"We have revealed this canyon like no one before us." So proclaims Olivier de Goursac, a French spatial imaging specialist who, along with colleague Adrian Lark, produced the spectacular image (left) of Mars' Valles Marineris, or Mariner Valley. Named for the Mariner 9 satellite that first revealed it some three decades ago, the chasm is often called the Martian Grand Canyon, though at 2,500 miles long, it is actually five times longer (about the span of the continental United States) and as much as four times deeper than Earth's. The image is based largely on satellite data produced by the Mars Orbiter Laser Altimeter (MOLA), an instrument that was launched aboard the Mars Global Surveyor spacecraft in 1996. MOLA measures Martian topography by transmitting a laser beam and tracking the time the beam takes to reach the planet's surface, bounce off, and return (the longer it takes, the lower the altitude of the surface measured). De Goursac and Lark combined that data with evidence about the Martian surface and then used imaging software to generate the landscape. The final result, says de Goursac, astonished even its creators.
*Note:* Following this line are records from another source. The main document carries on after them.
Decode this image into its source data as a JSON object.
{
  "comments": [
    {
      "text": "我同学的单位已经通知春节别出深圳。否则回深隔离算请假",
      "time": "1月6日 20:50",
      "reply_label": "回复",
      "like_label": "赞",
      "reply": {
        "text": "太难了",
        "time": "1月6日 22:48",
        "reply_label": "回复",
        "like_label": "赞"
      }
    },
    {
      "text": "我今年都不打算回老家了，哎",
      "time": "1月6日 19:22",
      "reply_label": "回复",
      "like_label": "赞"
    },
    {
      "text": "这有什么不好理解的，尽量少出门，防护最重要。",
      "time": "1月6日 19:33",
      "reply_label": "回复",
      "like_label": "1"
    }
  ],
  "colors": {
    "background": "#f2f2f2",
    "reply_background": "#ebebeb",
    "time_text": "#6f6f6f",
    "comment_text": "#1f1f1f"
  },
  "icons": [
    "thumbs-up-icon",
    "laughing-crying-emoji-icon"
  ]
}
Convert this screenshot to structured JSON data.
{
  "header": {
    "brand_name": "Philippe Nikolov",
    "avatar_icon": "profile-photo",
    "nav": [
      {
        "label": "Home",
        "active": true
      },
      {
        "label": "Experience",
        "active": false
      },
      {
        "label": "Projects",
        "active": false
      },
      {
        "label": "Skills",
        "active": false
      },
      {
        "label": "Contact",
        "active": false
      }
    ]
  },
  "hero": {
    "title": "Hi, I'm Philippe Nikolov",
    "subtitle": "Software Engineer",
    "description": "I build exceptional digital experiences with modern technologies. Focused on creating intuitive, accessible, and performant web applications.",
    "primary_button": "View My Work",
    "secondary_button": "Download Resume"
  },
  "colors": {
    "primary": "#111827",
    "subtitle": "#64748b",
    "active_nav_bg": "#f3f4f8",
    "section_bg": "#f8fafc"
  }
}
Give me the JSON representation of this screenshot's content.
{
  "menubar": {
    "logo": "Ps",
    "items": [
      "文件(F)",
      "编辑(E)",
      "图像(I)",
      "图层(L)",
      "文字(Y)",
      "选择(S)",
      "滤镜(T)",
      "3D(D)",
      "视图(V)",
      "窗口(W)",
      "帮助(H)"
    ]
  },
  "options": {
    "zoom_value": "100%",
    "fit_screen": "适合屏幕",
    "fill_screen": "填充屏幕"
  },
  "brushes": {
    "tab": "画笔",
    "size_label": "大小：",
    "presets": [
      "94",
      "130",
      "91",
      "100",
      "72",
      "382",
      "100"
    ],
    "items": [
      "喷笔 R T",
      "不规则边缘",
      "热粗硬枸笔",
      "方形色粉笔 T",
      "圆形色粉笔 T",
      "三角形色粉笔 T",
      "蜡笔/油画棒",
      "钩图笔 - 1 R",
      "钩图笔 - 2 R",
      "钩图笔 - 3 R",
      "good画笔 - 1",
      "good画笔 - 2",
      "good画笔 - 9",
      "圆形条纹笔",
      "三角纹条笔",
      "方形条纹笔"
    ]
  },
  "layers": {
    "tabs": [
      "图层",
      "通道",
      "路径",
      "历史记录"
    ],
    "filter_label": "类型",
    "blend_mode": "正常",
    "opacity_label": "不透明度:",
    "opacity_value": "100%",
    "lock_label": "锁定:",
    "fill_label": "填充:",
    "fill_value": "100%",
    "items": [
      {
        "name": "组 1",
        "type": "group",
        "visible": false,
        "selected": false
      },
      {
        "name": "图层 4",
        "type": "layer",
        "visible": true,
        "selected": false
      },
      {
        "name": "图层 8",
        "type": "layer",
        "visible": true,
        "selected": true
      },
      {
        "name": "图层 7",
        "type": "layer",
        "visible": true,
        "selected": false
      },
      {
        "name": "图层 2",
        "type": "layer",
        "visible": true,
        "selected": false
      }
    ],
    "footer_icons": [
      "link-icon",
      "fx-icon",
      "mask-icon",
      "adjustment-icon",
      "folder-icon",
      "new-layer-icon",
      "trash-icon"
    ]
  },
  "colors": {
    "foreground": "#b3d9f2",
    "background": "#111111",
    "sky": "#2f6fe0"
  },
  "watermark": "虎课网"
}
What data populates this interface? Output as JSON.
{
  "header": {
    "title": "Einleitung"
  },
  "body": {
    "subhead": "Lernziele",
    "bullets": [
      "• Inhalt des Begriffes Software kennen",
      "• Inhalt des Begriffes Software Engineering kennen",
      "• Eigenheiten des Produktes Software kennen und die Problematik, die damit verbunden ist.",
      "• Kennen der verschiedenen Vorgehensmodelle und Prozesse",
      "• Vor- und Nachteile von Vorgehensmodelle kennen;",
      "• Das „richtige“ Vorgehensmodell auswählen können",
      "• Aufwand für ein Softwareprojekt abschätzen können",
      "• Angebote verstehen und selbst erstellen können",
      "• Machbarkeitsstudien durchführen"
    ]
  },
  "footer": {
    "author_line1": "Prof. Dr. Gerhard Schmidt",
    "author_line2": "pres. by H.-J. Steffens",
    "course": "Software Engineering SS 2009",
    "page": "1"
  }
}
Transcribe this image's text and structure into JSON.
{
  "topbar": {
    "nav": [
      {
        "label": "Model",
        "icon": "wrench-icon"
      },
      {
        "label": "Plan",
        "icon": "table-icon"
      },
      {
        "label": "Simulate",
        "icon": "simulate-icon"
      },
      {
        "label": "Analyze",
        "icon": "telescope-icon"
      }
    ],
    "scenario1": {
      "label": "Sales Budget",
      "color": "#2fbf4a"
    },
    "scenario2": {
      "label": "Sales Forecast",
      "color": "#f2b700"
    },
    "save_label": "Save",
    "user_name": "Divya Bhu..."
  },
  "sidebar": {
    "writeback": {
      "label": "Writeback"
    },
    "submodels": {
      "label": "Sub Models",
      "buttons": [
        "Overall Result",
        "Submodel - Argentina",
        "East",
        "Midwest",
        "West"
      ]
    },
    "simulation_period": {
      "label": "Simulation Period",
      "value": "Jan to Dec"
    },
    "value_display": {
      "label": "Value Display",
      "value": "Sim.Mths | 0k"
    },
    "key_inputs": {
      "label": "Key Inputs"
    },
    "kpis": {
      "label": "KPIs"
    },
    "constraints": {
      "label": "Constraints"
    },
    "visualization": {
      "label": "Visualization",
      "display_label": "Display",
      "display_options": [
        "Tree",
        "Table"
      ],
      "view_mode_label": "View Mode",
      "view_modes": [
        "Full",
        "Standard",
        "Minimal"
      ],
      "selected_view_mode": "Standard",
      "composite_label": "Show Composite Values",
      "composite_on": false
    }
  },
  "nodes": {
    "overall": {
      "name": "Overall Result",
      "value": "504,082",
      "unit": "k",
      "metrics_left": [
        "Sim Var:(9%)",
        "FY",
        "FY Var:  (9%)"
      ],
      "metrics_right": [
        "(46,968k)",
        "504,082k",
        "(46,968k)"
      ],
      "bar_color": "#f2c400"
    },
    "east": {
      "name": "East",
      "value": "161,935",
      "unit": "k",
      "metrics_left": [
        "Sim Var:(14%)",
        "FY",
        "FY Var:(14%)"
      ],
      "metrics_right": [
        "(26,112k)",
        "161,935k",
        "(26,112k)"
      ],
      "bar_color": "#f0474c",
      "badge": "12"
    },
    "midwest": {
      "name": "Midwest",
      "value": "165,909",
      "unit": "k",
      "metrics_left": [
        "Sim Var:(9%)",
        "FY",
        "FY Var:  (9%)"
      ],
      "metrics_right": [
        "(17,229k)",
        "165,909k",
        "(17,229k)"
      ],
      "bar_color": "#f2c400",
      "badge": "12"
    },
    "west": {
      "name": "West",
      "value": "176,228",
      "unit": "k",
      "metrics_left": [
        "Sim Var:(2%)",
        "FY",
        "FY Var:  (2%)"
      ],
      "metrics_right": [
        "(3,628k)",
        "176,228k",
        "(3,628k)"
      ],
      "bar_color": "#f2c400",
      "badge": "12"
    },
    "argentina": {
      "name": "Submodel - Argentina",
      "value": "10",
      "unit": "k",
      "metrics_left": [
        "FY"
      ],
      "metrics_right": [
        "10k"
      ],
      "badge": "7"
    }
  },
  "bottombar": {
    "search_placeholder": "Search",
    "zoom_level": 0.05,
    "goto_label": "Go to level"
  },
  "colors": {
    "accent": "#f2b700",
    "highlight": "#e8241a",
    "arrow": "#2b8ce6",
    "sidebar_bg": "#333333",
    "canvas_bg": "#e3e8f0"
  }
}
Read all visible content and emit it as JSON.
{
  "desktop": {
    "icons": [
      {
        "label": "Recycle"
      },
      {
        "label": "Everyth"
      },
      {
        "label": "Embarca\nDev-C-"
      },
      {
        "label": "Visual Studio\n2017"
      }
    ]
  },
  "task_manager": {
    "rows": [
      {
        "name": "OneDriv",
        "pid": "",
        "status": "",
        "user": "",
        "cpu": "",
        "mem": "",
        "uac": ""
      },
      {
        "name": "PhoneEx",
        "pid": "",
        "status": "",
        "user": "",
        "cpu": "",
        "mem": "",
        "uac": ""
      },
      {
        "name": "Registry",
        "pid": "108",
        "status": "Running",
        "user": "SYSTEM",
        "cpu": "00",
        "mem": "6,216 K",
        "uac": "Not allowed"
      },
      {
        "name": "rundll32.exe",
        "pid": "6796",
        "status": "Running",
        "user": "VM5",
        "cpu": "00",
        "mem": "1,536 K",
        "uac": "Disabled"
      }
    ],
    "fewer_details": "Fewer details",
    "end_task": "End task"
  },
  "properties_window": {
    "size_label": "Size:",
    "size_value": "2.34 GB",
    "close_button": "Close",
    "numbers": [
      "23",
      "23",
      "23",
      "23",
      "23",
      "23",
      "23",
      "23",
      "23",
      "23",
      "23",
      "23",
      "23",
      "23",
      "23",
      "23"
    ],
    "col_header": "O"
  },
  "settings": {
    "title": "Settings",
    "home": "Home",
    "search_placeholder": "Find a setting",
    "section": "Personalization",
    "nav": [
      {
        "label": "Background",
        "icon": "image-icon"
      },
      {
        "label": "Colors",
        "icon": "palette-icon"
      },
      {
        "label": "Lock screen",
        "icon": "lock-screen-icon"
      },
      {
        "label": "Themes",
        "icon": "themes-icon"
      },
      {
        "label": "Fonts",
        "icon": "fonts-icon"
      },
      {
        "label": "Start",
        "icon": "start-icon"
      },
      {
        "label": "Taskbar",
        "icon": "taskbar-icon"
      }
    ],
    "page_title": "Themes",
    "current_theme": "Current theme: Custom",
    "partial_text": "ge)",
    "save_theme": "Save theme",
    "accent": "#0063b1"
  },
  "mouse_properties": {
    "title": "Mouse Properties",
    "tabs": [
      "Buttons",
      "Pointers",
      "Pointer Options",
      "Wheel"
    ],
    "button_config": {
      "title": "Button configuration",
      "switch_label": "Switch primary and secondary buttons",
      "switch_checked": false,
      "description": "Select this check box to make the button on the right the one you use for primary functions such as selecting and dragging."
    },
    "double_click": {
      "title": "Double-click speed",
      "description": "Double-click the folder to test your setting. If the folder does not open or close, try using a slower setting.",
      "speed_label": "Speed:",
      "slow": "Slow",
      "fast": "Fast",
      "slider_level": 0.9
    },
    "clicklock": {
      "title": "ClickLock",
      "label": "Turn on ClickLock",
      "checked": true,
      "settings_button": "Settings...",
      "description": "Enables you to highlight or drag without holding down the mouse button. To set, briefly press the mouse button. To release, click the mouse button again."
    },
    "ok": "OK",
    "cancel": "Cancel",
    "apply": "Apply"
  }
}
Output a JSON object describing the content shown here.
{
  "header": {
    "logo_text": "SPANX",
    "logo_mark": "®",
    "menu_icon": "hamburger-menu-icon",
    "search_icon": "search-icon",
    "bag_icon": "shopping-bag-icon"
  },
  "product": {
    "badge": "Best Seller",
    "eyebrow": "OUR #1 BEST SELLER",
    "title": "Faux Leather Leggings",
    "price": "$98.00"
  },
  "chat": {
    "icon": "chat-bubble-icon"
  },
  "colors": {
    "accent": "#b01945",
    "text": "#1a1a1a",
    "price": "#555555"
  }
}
How much does this rendering look like the real thing? "The gross features are right," says NASA's David Smith, chief scientist on the MOLA project. "But the colors are artificial and the texture has nothing to do with MOLA data." De Goursac agrees. He says he chose a yellowish-brown color to match color-balanced pictures of Mars taken by the Viking lander in 1976 and the Pathfinder satellite in 1997. The image also reflects evidence that about 30 percent of Martian terrain is covered with stones, and dust on the horizon reflects what's known about Mars' atmosphere. Smith cautions that the height of the mountains may be exaggerated due to distortions that can occur in altimeter readings. But he adds that he has spoken to de Goursac about the methods used in creating the image and "can't see anything wrong with their protocol."
To produce the image above (and the three images directly below this column), de Goursac and Lark began with data generated by MOLA, 1. (Second from top) The satellite's orbits are shown in red, and the Valles Marineris region is boxed in yellow. NASA scientists used the data to generate a detailed topographical map of the Martian surface, (third from top). To produce far more detailed renderings of Valles Marineris, (left, bottom, and main image, top), Lark sometimes had to supplement MOLA data with approximations. For instance, there were gaps in the instrument's readings due to interruptions in the signal. In such cases, Lark made estimations based on data from surrounding areas. Ultimately, he was able to produce a map of the Valles Marineris region based on precise altimeter readings taken every 500 meters. This map has since been checked against more recent, highly sensitive MOLA readings and found to be accurate.
To view more images, follow the link in the right column. (Images courtesy of NASA)
Five amazing, clean technologies that will set us free, in this month's energy-focused issue. Also: how to build a better bomb detector, the robotic toys that are raising your children, a human catapult, the world's smallest arcade, and much more.